Last week, the Indiana Supreme Court refused to hear the appeal of Donald Gregory Huls, 49. The decision to deny transfer to the court was unanimous.

Huls was sentenced in July 2011 to six years, four of them suspended and to be served on formal probation. The other two years Huls was ordered to serve on home detention, with six months of that time in the Porter County Jail.

Huls appealed his conviction to the Indiana Court of Appeals but on Aug. 6 that court rejected Huls’ arguments and affirmed his conviction on two counts of criminal recklessness: one a Class C felony, in connection with the teenager’s wounding; the other, a Class D felony, in connection with the discharge of a firearm.

The facts of the case, as rehearsed by the Court of Appeals in its August ruling:

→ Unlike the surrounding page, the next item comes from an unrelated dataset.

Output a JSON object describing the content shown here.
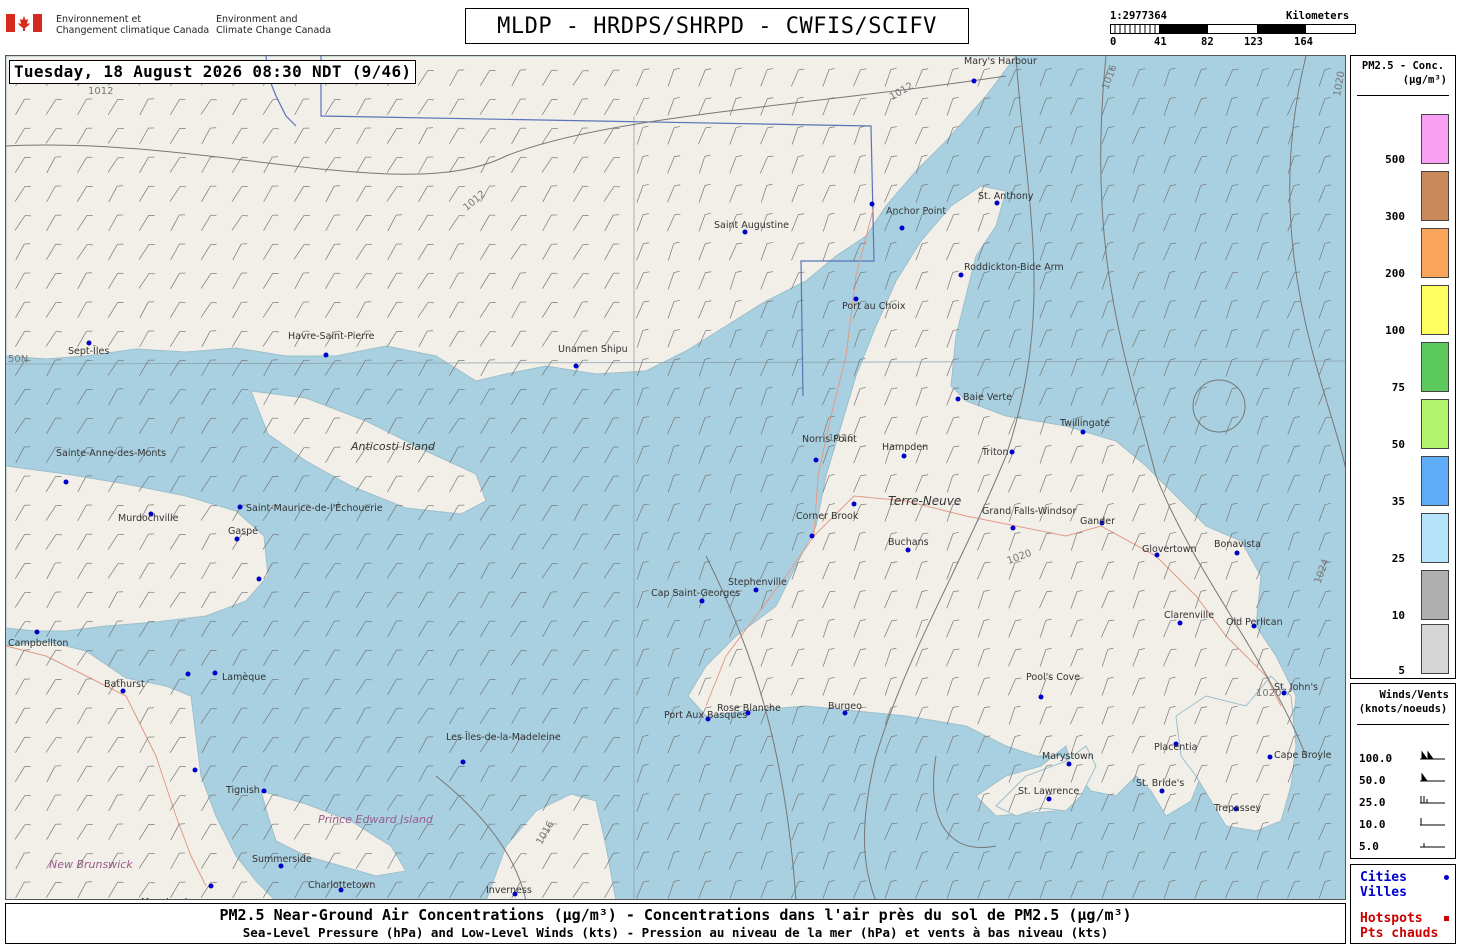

On the night of June 14, 2009, four teenagers were at a party when they decided to walk to a convenience store for snacks. Their route took them along a wooded area by U.S. Highway 30, near Huls’ home in the Shorewood Forest subdivision. “Suddenly, the teenagers heard someone shout ‘Hey,’ which was followed by a gunshot,” the Court of Appeals stated in its ruling. The four sought cover, more shots were fired, one of them was hit in the leg by a bullet, and at some point they heard a man yelling at them to leave. One of them shouted back, promising to leave and telling the man to stop shooting. Instead, the man continued to shoot.

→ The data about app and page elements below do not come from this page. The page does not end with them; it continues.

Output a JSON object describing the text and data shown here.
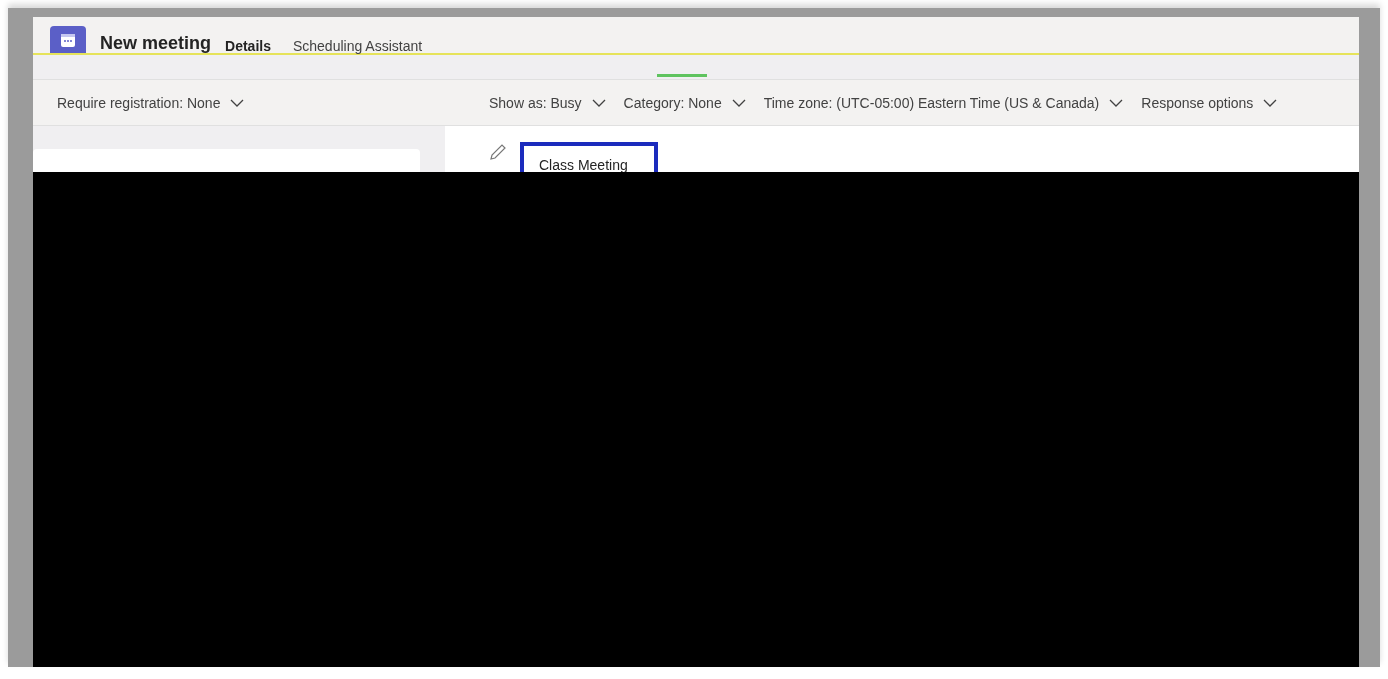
{
  "window": {
    "title": "New meeting"
  },
  "tabs": [
    {
      "label": "Details",
      "selected": true
    },
    {
      "label": "Scheduling Assistant",
      "selected": false
    }
  ],
  "toolbar": {
    "left": [
      {
        "label": "Require registration: None"
      }
    ],
    "right": [
      {
        "label": "Show as: Busy"
      },
      {
        "label": "Category: None"
      },
      {
        "label": "Time zone: (UTC-05:00) Eastern Time (US & Canada)"
      },
      {
        "label": "Response options"
      }
    ]
  },
  "title_field": {
    "value": "Class Meeting"
  }
}
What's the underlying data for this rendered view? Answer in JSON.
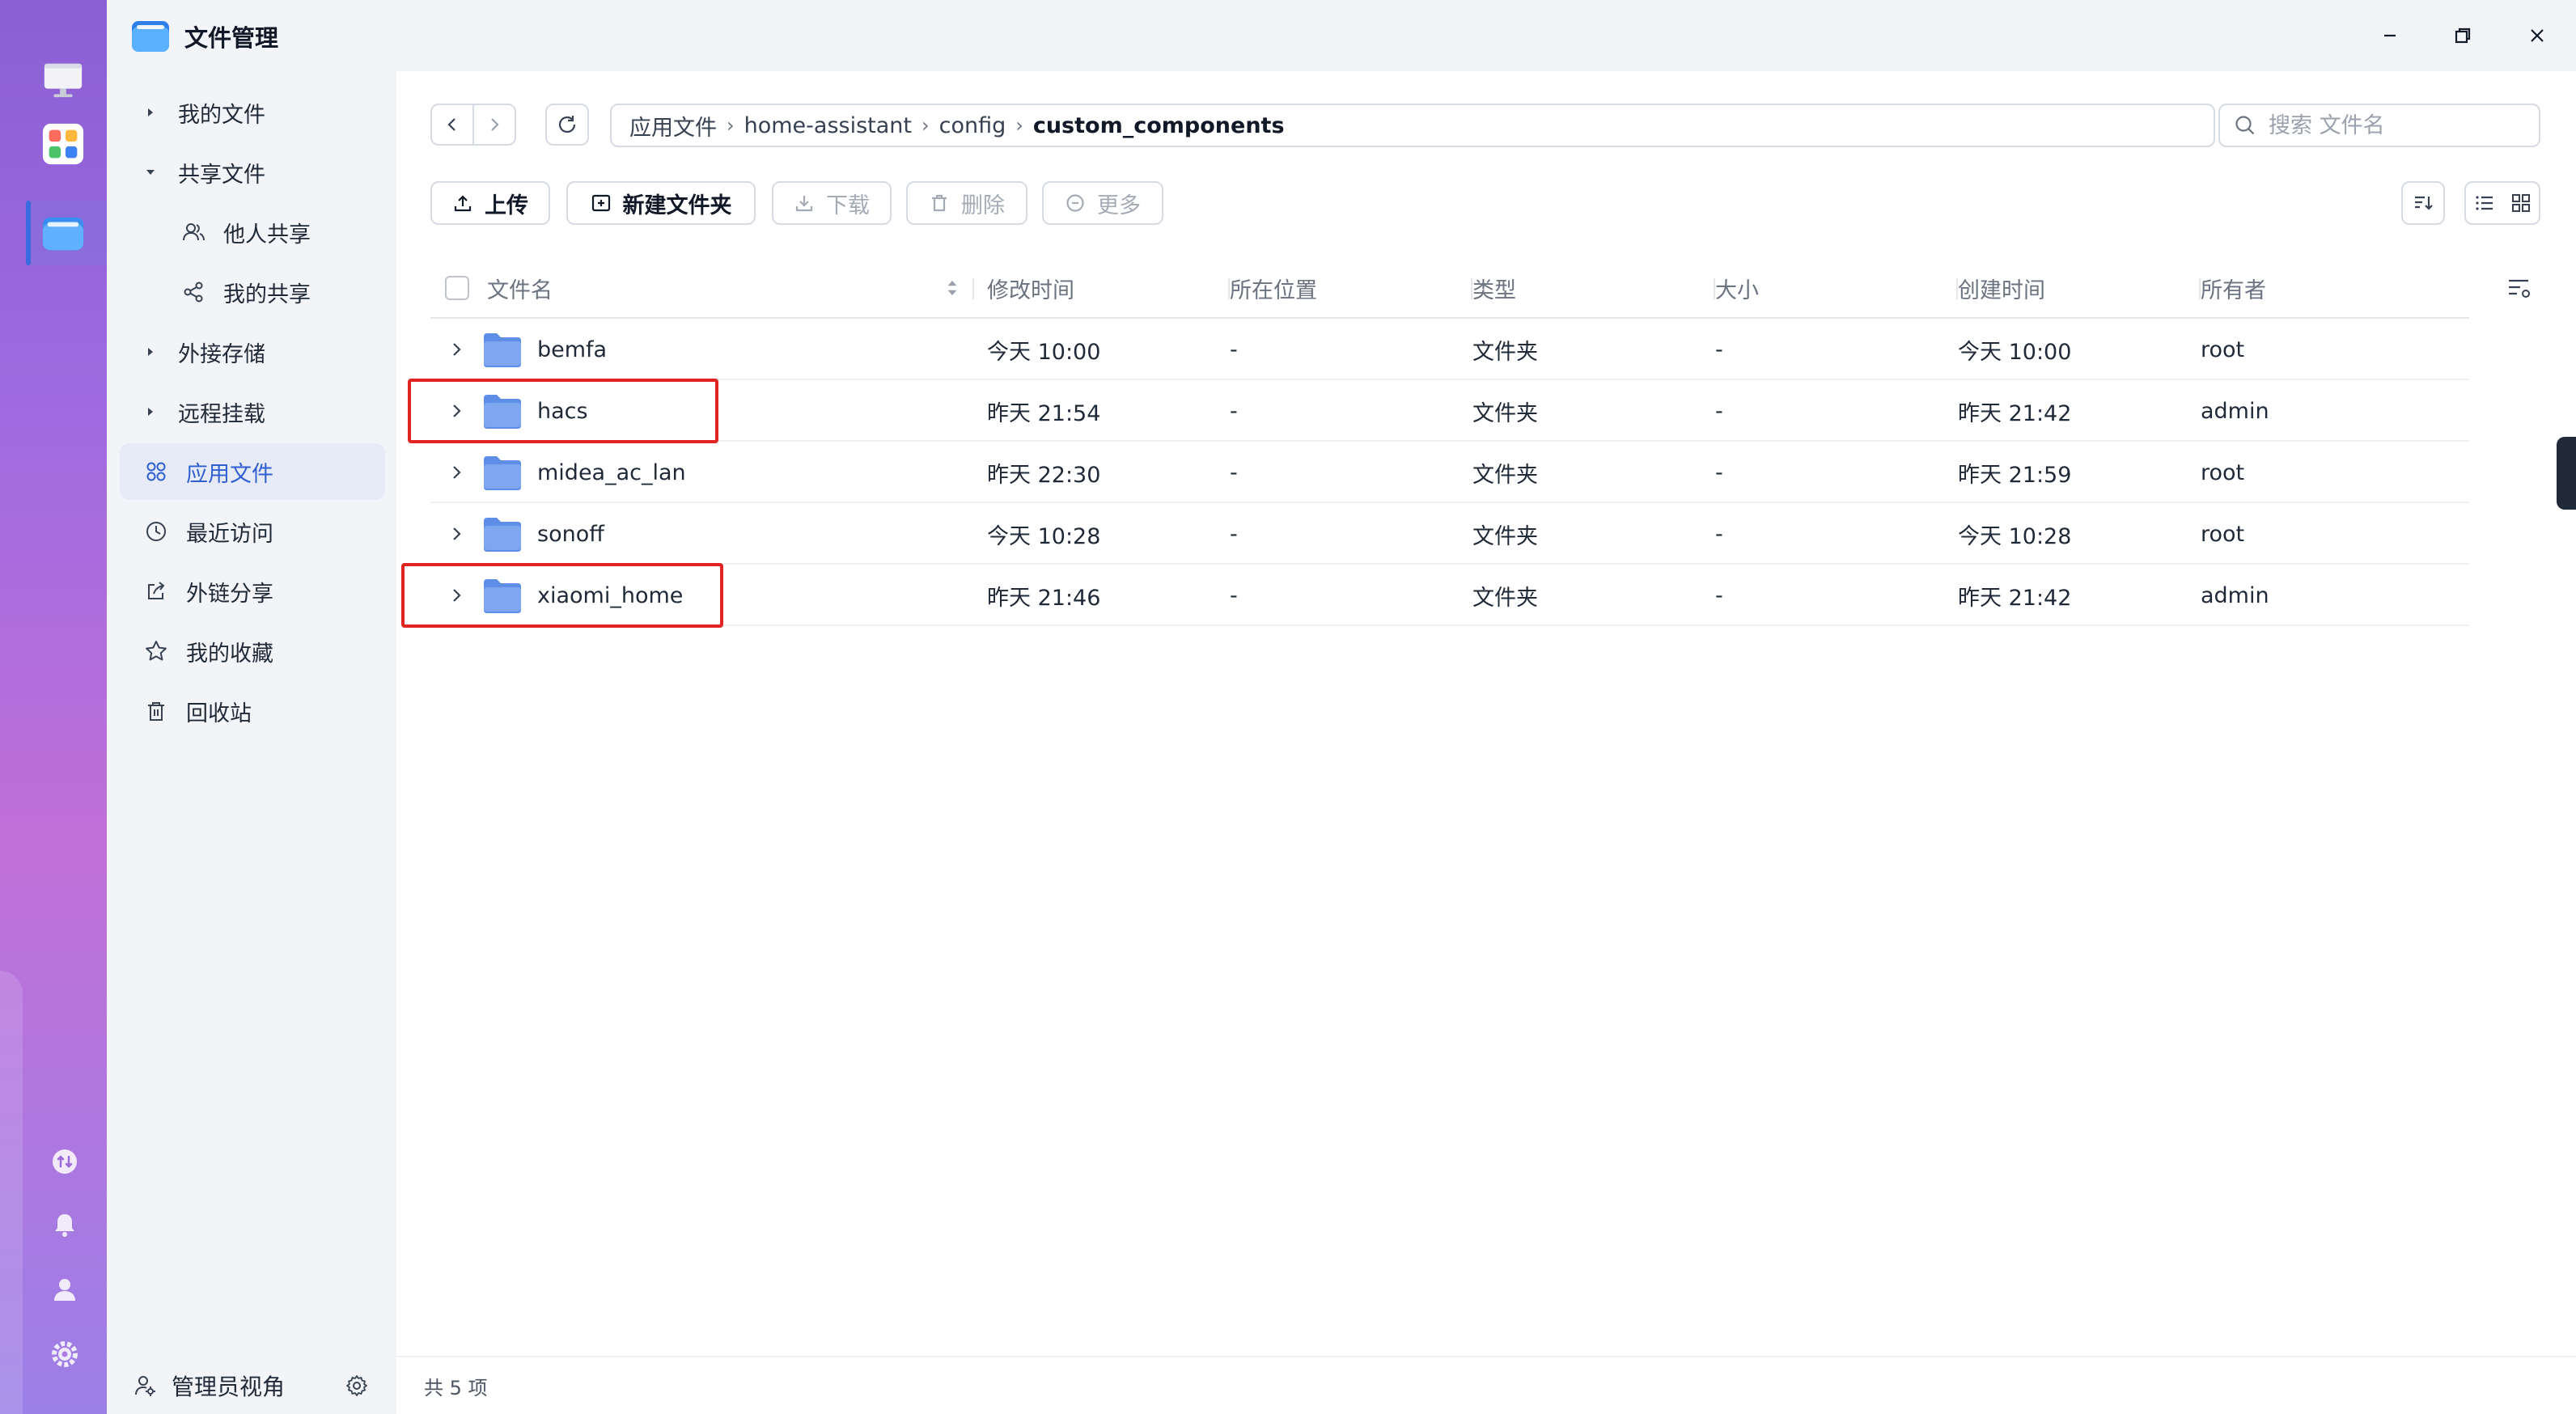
{
  "window": {
    "title": "文件管理"
  },
  "sidebar": {
    "items": [
      {
        "label": "我的文件"
      },
      {
        "label": "共享文件"
      },
      {
        "label": "他人共享"
      },
      {
        "label": "我的共享"
      },
      {
        "label": "外接存储"
      },
      {
        "label": "远程挂载"
      },
      {
        "label": "应用文件"
      },
      {
        "label": "最近访问"
      },
      {
        "label": "外链分享"
      },
      {
        "label": "我的收藏"
      },
      {
        "label": "回收站"
      }
    ],
    "active_index": 6,
    "footer_label": "管理员视角"
  },
  "breadcrumb": {
    "parts": [
      "应用文件",
      "home-assistant",
      "config",
      "custom_components"
    ],
    "separator": "›"
  },
  "search": {
    "placeholder": "搜索 文件名"
  },
  "toolbar": {
    "upload": "上传",
    "new_folder": "新建文件夹",
    "download": "下载",
    "delete": "删除",
    "more": "更多"
  },
  "table": {
    "columns": [
      "文件名",
      "修改时间",
      "所在位置",
      "类型",
      "大小",
      "创建时间",
      "所有者"
    ],
    "rows": [
      {
        "name": "bemfa",
        "modified": "今天 10:00",
        "location": "-",
        "type": "文件夹",
        "size": "-",
        "created": "今天 10:00",
        "owner": "root",
        "highlighted": false
      },
      {
        "name": "hacs",
        "modified": "昨天 21:54",
        "location": "-",
        "type": "文件夹",
        "size": "-",
        "created": "昨天 21:42",
        "owner": "admin",
        "highlighted": true
      },
      {
        "name": "midea_ac_lan",
        "modified": "昨天 22:30",
        "location": "-",
        "type": "文件夹",
        "size": "-",
        "created": "昨天 21:59",
        "owner": "root",
        "highlighted": false
      },
      {
        "name": "sonoff",
        "modified": "今天 10:28",
        "location": "-",
        "type": "文件夹",
        "size": "-",
        "created": "今天 10:28",
        "owner": "root",
        "highlighted": false
      },
      {
        "name": "xiaomi_home",
        "modified": "昨天 21:46",
        "location": "-",
        "type": "文件夹",
        "size": "-",
        "created": "昨天 21:42",
        "owner": "admin",
        "highlighted": true
      }
    ]
  },
  "status": {
    "count_text": "共 5 项"
  },
  "colors": {
    "accent": "#2f5fd0",
    "folder": "#7fa6f0",
    "highlight_box": "#e02424",
    "sidebar_bg": "#f3f4f8"
  }
}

Huls himself told responding officers that he heard noises in the woods “and opened fire with his pistol,” that he heard someone “asking him to stop shooting because they were leaving,” and that “in response he fired more bullets until his clip was empty, reloaded his gun, and fired additional bullets.”

Then Huls called 911.

Police recovered 14 shell casings from Huls’ property.

Huls had appealed his conviction on three grounds: that he was entitled to a mistrial because of “prosecutorial misconduct,” specifically, that Porter County Prosecuting Attorney Brian Gensel “improperly commented on his failure to testify” at trial; that Porter Superior Court Brian Gensel abused his discretion by rejecting Huls’ proposed jury instructions on self-defense; and that the state failed to provide sufficient evidence to rebut Huls’ claim of self-defense.

The Court of Appeals rejected all of Huls’ arguments:

•Gensel’s “clear reference to Huls’ availability to testify” was “isolated in nature and it does not appear that the prosecutor was deliberately attempting to prejudice the jury” the Court of Appeals stated.

•Huls’ proposed jury instructions—rejected by Alexa—“incorrectly stated the law on self-defense and the trial court did not abuse its discretion by rejecting them,” the Court of Appeals stated. The court added, “It is not an acceptable standard of conduct to fire a handgun into the night without determining who is there or whether the person poses a threat.”

•The Court of Appeals also rejected Huls’ contention that he opened fire because “he believed it necessary to protect himself and his property.” For one thing, two of the teenagers advised that they were never on Huls’ property. More to the point, the court stated, “Huls opened fire without identifying his target, and after he opened fire he did not attempt to end the encounter and communicate his intent to do so, in violation of the statute.”

 

Posted 12/18/2012